This is becoming hard to stomach. Once again, the Bloggers are pushing their weight around. Andy Budd’s design looks more like what we would expect from someone working in design at Apple than the person who did work at Apple back in the day. Great use of shading, nice soft colors, along with amazing little details like comment previewing while you type! That’s the kind of detail we expect from Apple, not a Blogger, right? And don’t miss that photo gallery. Smart design. Very smart design.
Norman v. Hicks
Ok… this has gone too far. Time to bring out the really big guns. The man responsible for validating emotion and aesthetics in design, and the man who brings emotion and aesthetics to design. It’s Norman versus Hicks!
So, one can only hope that Norman will bring religion to NN/g with his new book, Emotional Design. Norman has always struck me as a happy man, the one Guru if any that would apply what he has researched to his own little spot on the web. So, after loading up his web site, was I happy about what I found? Did I connect with it? Did it make me want to lick it? Not even close. Sigh.
Over to Hicks, and one can see this whole contest is quite rigged. Hicks writes clearly, has great content, and I feel all giddy and emotional every time I load up his blog on my screen. The guy knocks it out of the park with his design work. Checking out Hicks.com must be akin to what it was like watching the Babe point to the bleachers and then BOOM! Homerun.
Herasimchuk v. Williams
Alright. I got myself into this predicament by putting myself on the Gurus team. So surely, even poor little old me can take whatever the Bloggers have to dish out. I can win at least one for the team, right? So bring it on! I’m ready.
As mentioned from the get go, we all know orange is the new black. So I score major points there. I also recently added stylesheet switchers, larger fonts default sizes, more web standard compliant code (with a few problems here and there). I even did all my own layout, coding and artwork, and it works reasonably well. What you see on DxF is mine. Plus, what about all that work I did on all the applications most of you people use? There. I win.

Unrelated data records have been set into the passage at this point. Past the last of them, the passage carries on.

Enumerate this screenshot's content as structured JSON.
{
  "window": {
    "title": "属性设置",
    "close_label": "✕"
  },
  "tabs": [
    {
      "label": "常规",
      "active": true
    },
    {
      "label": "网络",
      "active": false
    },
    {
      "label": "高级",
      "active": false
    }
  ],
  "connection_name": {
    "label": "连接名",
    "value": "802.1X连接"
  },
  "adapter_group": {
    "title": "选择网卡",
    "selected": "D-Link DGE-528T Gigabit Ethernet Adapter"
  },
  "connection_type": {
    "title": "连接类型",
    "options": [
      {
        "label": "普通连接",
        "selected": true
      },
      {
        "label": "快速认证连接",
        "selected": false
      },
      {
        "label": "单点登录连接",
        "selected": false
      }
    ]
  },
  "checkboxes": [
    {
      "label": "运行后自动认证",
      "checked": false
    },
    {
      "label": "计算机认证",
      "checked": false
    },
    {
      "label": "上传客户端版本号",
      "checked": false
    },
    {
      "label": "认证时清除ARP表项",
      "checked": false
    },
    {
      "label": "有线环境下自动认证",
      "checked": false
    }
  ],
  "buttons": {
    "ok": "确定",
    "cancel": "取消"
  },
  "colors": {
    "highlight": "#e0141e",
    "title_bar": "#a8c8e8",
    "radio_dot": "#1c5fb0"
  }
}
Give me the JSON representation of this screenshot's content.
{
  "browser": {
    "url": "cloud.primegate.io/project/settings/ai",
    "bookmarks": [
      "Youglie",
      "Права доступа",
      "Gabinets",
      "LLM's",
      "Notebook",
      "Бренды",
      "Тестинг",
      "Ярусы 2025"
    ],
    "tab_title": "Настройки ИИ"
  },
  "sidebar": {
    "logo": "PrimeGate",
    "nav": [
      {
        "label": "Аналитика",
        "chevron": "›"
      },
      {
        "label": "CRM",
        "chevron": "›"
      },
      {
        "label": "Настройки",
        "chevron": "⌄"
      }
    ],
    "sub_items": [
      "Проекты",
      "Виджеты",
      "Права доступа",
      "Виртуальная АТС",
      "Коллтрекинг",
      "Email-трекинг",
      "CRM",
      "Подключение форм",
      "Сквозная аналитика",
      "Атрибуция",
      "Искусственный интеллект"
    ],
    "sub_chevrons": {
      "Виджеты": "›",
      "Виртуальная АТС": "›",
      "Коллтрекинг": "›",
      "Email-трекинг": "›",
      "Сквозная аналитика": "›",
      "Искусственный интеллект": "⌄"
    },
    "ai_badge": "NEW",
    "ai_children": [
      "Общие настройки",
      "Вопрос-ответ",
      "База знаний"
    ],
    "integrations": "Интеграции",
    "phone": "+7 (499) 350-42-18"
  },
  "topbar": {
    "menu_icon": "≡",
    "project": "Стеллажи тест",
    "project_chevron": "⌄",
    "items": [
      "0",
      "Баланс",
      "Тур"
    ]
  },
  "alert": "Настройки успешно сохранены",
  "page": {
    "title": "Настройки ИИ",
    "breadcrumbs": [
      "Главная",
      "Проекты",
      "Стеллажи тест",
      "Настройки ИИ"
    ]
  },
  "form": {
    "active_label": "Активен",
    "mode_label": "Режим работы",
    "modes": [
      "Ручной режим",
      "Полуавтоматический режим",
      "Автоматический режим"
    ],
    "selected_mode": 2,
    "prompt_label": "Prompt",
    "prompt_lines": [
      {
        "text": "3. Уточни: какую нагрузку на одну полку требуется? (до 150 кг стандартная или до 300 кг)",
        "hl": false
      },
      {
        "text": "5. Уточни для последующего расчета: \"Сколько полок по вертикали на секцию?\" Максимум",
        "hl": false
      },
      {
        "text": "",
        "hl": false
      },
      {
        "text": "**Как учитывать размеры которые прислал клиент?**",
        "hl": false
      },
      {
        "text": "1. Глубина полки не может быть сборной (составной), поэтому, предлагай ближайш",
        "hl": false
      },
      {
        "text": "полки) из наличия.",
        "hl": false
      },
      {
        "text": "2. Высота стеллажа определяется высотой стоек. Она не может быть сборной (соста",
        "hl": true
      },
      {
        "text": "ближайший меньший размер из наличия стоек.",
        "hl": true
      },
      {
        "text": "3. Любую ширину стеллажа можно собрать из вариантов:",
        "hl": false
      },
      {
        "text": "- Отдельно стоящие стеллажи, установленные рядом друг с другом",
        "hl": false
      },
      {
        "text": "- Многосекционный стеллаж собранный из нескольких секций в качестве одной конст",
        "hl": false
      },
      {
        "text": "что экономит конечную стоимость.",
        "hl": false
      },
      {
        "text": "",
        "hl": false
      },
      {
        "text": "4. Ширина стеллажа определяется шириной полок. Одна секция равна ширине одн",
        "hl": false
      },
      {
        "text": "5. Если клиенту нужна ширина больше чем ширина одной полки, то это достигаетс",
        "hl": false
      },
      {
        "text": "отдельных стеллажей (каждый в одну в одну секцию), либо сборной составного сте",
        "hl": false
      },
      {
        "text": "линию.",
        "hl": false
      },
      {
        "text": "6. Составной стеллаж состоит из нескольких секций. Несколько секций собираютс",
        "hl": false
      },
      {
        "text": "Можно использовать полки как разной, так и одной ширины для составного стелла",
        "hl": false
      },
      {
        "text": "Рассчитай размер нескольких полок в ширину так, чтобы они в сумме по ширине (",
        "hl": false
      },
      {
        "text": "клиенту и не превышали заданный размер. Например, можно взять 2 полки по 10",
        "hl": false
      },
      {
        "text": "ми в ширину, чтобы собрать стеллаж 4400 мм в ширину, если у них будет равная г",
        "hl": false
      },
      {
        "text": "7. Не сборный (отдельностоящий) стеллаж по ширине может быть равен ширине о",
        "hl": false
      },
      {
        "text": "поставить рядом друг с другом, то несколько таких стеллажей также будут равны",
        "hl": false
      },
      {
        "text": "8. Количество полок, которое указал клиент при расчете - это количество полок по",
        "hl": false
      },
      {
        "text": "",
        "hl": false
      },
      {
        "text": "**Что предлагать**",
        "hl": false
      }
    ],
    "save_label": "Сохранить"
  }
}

But wait… Williams not only uses orange, but yellow and every other shade and compliment one can find for his design of Yellowland.com. Further, his layout is both more elegant and intricate, while not feeling overpowering. It’s well structured, and the content is great. Hell, even his icon work makes the stuff I did on Adobe’s products look ancient and weak by comparison. How can this be? I’m the judge here and even I can easily see how Williams has absolutely owned me. Oh, sad day!
The final score
It’s no contest.
The Bloggers win in a shut-out, 8 to 0. A total Guru smackdown. Completely knocked out of the ring. It’s as ugly as watching Stanford lose to ‘Bama during March Madness.
I was going to bring out the likes of Dave Shea, Doug Bowman, and Dan Cederholm for the Bloggers and match them up against Jeffery Veen, Mark Hurst and Jesse James Garret for the Gurus, but I can’t take watching this anymore. I have to end it before things get out of control.
Let’s all hope that Round 2 will see the Gurus getting back into shape and kicking some Blogger butt. Until next time…